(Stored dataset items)
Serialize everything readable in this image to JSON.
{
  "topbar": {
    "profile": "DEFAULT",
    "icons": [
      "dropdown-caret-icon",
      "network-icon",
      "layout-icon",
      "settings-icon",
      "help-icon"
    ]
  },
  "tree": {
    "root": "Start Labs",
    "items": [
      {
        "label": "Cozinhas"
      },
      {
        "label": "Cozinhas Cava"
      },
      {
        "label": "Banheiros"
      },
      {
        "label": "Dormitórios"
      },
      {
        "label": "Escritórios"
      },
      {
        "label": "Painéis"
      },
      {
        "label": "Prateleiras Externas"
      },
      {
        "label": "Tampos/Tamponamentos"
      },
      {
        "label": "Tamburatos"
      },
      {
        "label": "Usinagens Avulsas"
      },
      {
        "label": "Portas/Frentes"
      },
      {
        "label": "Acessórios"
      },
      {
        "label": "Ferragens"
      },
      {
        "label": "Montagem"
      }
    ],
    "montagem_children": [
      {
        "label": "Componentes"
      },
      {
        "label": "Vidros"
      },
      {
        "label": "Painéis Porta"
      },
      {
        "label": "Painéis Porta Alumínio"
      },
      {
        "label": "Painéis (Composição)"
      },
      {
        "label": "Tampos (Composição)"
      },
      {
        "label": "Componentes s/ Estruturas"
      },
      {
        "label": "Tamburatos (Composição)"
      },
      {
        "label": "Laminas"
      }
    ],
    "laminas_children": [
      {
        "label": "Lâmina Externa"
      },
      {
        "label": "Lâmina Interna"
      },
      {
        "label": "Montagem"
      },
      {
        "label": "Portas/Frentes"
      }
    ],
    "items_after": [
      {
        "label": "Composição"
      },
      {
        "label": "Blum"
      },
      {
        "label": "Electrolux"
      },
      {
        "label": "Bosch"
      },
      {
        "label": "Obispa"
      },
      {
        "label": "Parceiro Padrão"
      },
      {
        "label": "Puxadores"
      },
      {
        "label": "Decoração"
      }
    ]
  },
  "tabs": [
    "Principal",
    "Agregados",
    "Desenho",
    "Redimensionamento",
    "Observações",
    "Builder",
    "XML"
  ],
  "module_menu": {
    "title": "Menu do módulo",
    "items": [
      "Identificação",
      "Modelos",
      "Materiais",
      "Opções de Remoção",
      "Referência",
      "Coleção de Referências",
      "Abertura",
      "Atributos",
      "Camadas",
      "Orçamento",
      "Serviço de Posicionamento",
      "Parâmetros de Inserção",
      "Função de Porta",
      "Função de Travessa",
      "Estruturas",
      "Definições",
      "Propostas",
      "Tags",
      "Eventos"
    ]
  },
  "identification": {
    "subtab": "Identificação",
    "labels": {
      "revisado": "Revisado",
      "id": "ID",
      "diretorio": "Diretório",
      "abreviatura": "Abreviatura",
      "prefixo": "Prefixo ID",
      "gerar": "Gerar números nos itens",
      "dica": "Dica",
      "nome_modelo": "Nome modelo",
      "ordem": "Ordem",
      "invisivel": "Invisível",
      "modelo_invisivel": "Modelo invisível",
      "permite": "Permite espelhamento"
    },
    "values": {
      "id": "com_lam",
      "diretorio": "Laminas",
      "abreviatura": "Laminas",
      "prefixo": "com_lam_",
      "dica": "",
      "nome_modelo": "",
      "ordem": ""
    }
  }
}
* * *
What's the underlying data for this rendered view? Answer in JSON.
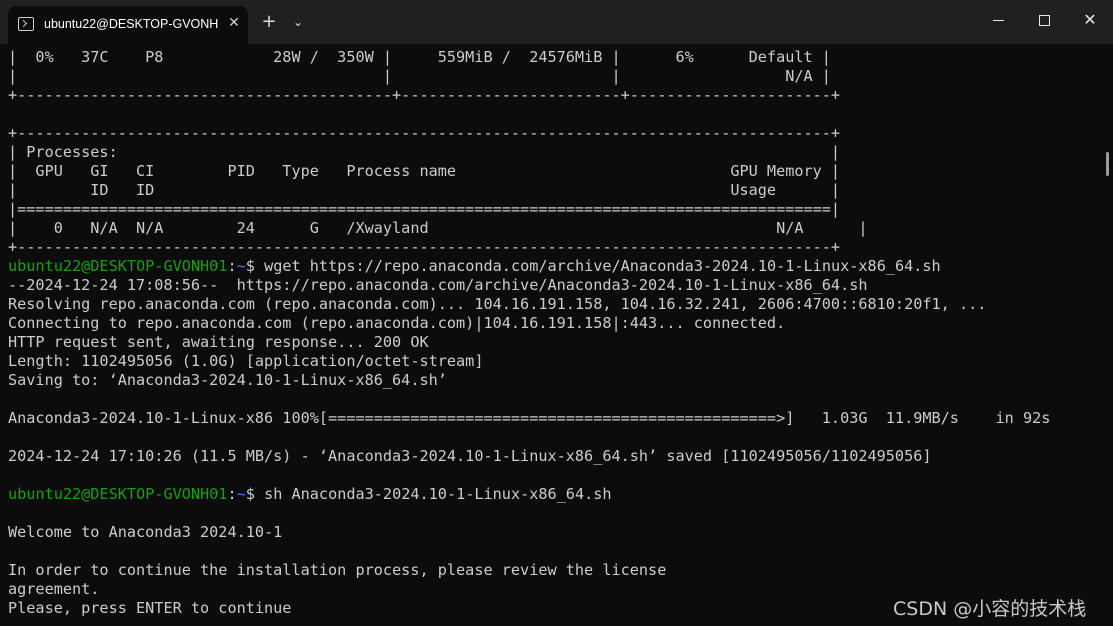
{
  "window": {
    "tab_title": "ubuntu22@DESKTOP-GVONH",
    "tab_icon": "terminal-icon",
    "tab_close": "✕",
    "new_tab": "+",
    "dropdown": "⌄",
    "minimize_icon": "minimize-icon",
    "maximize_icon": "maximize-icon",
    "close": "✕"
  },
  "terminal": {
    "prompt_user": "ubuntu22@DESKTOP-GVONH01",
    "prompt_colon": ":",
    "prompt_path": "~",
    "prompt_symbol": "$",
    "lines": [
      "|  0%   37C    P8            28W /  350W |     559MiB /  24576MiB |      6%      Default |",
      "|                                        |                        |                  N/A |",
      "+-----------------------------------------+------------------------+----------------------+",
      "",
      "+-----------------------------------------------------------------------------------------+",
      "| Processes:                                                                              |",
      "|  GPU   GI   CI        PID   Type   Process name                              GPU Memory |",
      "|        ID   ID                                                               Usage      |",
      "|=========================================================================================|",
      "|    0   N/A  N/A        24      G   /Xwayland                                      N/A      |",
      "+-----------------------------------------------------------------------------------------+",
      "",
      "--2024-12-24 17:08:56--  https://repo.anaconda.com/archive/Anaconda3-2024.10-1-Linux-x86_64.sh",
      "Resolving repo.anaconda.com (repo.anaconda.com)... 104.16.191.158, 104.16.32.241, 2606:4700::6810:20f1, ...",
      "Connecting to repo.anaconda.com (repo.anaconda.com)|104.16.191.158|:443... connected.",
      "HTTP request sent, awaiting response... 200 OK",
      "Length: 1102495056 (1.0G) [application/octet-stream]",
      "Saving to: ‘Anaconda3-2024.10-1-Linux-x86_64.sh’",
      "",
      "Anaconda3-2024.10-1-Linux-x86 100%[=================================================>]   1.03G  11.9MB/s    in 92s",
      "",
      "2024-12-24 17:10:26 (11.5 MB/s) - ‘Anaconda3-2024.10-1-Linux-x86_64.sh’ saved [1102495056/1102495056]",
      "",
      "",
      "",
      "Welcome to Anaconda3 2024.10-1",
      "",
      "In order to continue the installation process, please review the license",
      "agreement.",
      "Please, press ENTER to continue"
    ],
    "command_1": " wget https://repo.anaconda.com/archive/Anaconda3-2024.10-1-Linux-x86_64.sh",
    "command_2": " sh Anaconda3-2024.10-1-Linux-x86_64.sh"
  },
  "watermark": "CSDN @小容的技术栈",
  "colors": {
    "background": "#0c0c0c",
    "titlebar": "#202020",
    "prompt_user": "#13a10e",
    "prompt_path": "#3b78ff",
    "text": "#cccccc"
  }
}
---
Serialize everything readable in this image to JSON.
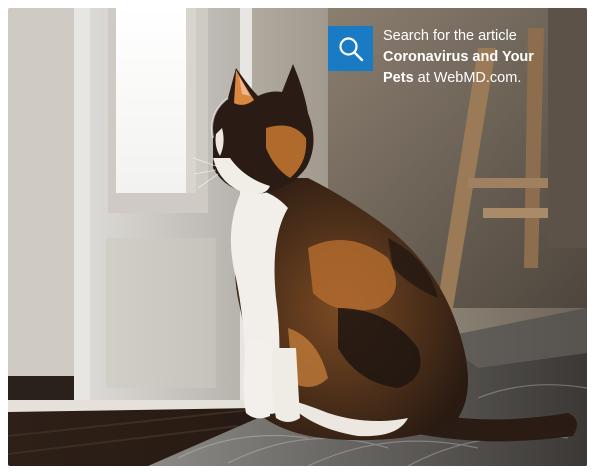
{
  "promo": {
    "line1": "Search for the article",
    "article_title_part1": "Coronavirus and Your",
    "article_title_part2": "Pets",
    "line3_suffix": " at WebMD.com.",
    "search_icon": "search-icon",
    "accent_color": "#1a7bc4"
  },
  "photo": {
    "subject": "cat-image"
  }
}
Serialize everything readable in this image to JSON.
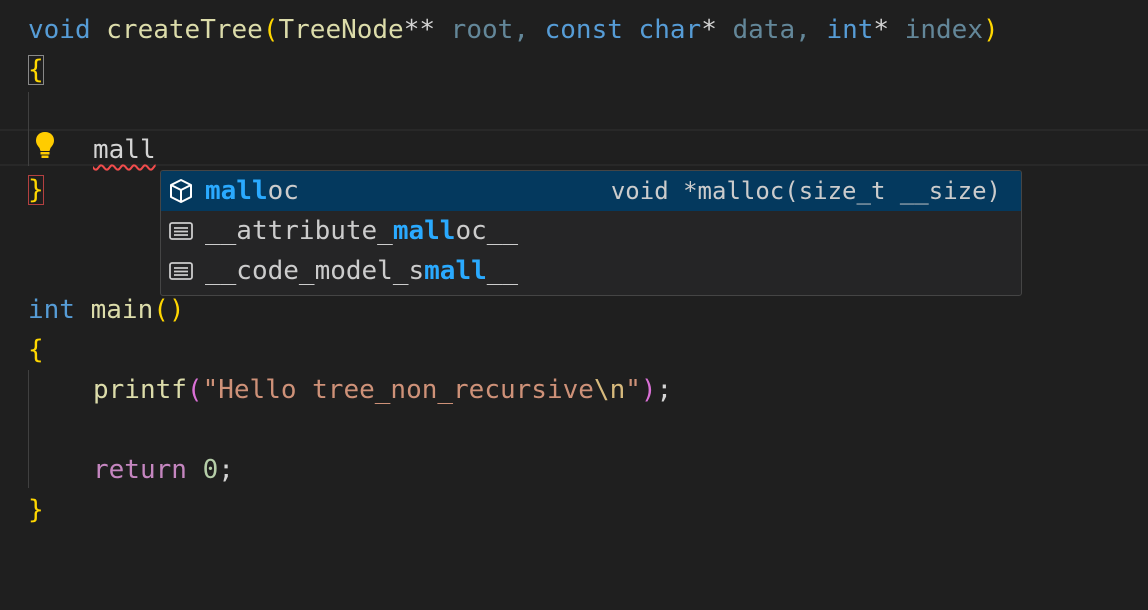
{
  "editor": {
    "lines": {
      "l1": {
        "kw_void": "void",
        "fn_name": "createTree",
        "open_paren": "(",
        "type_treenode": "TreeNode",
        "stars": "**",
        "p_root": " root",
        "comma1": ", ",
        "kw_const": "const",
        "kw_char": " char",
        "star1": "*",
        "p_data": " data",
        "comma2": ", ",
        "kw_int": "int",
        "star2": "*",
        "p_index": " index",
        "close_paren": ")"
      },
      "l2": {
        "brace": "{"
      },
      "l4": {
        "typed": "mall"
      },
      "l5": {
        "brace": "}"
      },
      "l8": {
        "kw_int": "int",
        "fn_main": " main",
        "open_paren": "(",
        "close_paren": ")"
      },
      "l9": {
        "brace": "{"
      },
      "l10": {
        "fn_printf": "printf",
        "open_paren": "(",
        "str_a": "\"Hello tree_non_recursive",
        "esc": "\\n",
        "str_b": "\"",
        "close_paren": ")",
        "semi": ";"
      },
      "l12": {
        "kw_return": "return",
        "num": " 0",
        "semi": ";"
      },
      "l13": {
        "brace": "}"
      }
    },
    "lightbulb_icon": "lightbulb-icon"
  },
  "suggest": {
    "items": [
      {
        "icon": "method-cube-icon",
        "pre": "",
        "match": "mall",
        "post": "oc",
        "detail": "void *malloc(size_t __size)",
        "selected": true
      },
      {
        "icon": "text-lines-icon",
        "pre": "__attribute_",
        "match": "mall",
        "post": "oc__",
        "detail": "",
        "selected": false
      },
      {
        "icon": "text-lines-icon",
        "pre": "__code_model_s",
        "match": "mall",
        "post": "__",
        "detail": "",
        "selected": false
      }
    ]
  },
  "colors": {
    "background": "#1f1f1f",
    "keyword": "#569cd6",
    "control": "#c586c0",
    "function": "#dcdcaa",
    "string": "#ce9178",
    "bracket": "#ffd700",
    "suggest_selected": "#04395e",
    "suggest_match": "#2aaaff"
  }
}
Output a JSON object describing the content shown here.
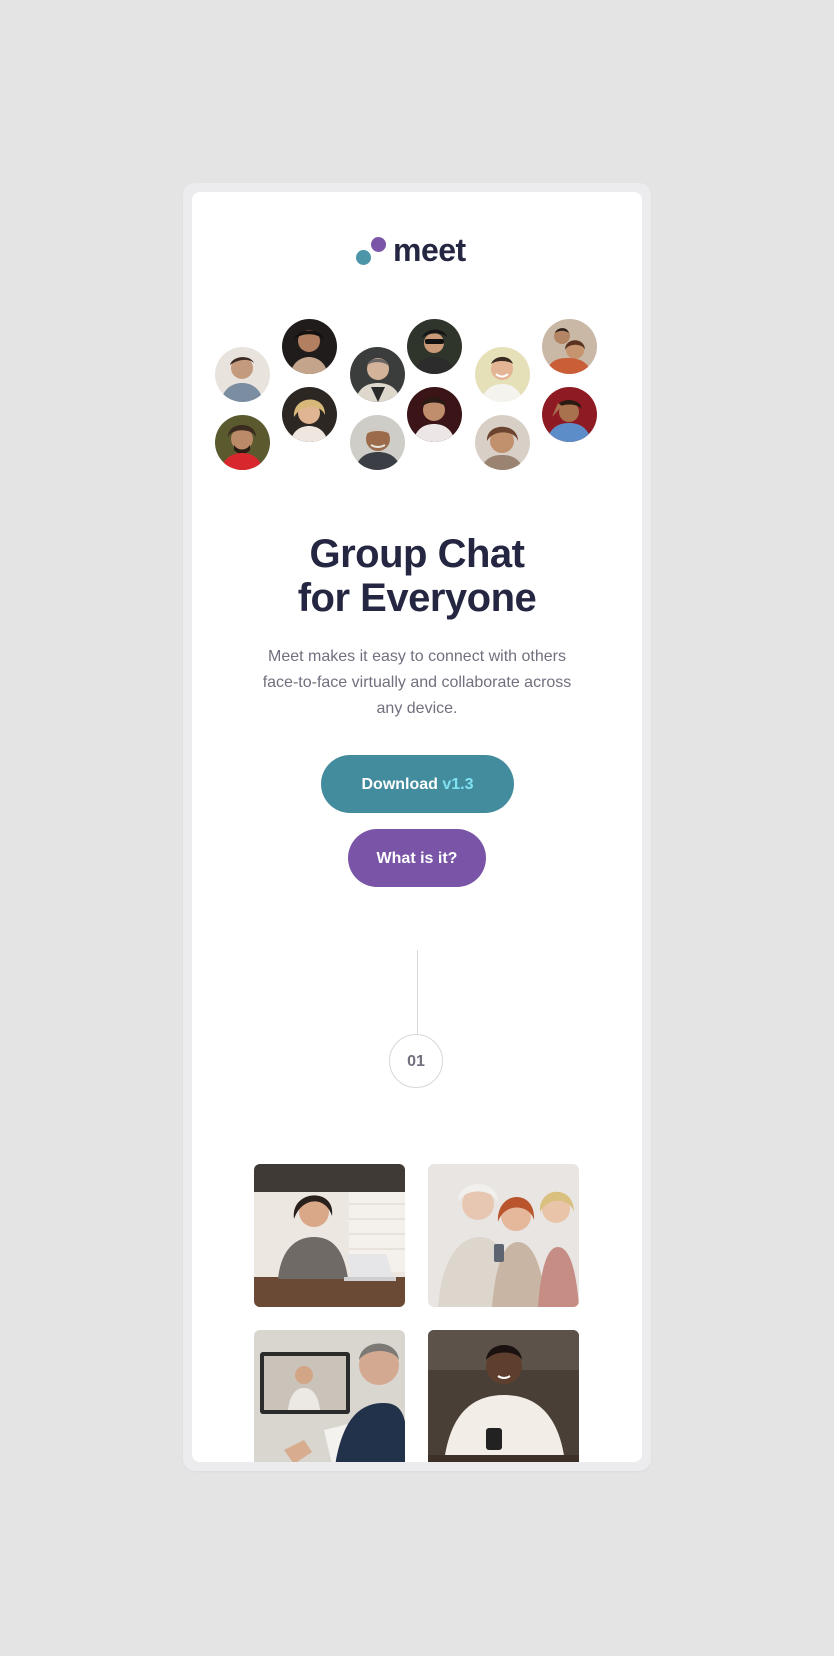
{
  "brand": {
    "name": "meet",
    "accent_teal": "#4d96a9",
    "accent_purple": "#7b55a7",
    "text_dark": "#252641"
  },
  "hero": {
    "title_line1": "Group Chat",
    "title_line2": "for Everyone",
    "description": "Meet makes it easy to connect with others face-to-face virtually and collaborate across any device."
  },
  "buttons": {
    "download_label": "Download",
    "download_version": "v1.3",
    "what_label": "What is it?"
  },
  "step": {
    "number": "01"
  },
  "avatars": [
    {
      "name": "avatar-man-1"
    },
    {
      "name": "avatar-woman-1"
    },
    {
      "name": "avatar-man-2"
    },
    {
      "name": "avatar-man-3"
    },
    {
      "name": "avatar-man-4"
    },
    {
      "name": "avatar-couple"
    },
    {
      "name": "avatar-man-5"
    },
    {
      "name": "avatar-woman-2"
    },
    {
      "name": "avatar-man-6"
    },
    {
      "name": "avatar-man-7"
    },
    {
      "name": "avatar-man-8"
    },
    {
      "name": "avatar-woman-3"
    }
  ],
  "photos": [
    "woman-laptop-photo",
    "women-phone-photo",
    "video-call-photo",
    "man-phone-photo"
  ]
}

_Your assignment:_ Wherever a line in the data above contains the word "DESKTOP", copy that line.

_Answer for the task:_
    "tab_title": "ubuntu22@DESKTOP-GVONH",
    "prompt_user": "ubuntu22@DESKTOP-GVONH01",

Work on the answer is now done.